I would like to know why one cannot find a registered deed of transfer which is written in one of the official South African languages other than English and Afrikaans. I have not seen a single registered document at the Deeds Office which I mainly deal with and it has been just over 13 years into the new dispensation in South Africa.
I acknowledge that, should the Deeds Offices across the country register documents in languages other than the two mentioned above, all sorts of problems may arise. One being that we may not have enough conveyancers who are able to prepare documents in those languages; two being that we may not have sufficient competent deeds examiners who can examine those deeds/documents well enough. A third is that the financial institutions may not be willing and/or able to be supportive of this initiative.
Despite all these likely imminent stumbling blocks that I've mentioned and many others that one can think of, I feel that registration of the documents in all other languages should be encouraged. I suggest that the Law Society of South Africa's Property Committee should consider forming some sort of Legislation and Rules (or consider amending/adding to existing laws). Most of the citizens in this country do not use English or Afrikaans as a home language and, for that reason, I think they should be given the option to choose an official language they would prefer their documents to be written in. The Law Society would also have to look into providing some sort of training to practitioners who are not conversant in a language they would like to practice in. The financial institutions would have to follow suit by offering their clients an option to choose any local official language they would prefer.

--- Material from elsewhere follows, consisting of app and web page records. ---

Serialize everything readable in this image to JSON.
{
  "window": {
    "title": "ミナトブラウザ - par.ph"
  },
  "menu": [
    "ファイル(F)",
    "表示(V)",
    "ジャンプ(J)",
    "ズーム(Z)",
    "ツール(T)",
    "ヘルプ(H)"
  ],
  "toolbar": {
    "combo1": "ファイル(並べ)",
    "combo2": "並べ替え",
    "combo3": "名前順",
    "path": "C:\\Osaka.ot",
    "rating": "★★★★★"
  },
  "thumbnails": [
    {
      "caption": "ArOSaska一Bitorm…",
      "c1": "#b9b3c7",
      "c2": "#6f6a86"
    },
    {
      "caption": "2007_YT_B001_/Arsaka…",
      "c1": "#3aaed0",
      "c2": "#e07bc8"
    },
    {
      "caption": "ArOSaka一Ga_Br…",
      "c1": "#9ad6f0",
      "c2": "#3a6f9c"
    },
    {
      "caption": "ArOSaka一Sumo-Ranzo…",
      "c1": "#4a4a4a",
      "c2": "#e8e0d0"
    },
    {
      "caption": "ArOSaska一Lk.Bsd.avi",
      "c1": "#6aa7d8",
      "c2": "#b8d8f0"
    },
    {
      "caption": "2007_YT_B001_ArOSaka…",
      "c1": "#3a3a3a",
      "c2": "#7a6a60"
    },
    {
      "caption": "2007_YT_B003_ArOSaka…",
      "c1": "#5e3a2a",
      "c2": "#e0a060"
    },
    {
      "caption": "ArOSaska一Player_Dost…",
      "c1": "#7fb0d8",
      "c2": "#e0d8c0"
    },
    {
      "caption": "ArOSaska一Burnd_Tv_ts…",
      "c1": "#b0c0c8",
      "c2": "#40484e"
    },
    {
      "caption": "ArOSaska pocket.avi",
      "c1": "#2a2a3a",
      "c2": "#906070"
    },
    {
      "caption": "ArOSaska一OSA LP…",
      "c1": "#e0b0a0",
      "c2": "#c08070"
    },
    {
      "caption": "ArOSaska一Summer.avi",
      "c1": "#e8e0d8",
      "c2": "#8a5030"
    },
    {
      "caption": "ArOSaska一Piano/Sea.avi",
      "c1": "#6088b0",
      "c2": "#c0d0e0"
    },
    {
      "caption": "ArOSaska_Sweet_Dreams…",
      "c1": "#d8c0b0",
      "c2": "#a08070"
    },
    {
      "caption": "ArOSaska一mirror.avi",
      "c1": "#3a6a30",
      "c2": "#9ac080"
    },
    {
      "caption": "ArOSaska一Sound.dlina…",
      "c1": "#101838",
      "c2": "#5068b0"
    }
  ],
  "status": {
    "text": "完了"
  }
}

It has been suggested by some practitioners that English should be used in all documents tendered for registration at the Deeds Office. I do not think it is fair that Afrikaans and all other official African languages must give way to English. If we are to promote the use of one language at the expense of others in our own country of birth, who will promote and encourage their usage?
Good day, Mr. Morake!
Although I agree to your comments, I cannot help but otherwise wonder where our actual focus in our country is. Yes, it is in all probability (as you state) "unfair" to publish these legal documents in the two languages you have stated, however, should we not rather be concentrating on matters such as Safety and Security in our country and rendering an "Essential Service" to our community, rather than spend ever-scarce resources and money on things such as name changes and the like?!
Perhaps I miss the point somewhat, but I am sure you will agree that once we have straightened out the aforementioned, all else should fall in place.
Morake seems to be unaware of the function of the registry, which is to be an repository of data relating to property and other rights which is easily available to the public for information. It is not a tower of babel for the expression of language rights and his suggestion is as impractical.
I cannot understand that anybody can ask this question? In what language would the writer like all deeds to be translated to suite he question? Quite silly will I say. Why are there so many different dictioneries FOR ALL LANGUAGES and not only ONE for ALL LANGUAGES ? MAYBE "EDGAR" MUST REPLY TO MY QUESTION? Thanks Marcia
While it is always encouraged for a persons mother tongue to be used when dealing directly with that person the actual document (deed of transfer) is very seldom if ever of any particular interest to the registered owner.
I do not understand the statement that it is "unfair" to only use English or Afrikaans. Is is not "unfair" to expect the industry serving the general population to learn 11 languages which would be necessary to ensure that no one ever feels this way? It will always be impossible to make everyone happy. The purpose of the document amoungst others, is to serve as documentary proof that it is owned by a particular person/s.
We must not loose sight of the fact that we are all endeavouring to expedite the registration process. To introduce all the other official languages would in all probability be detrimental to the registration process.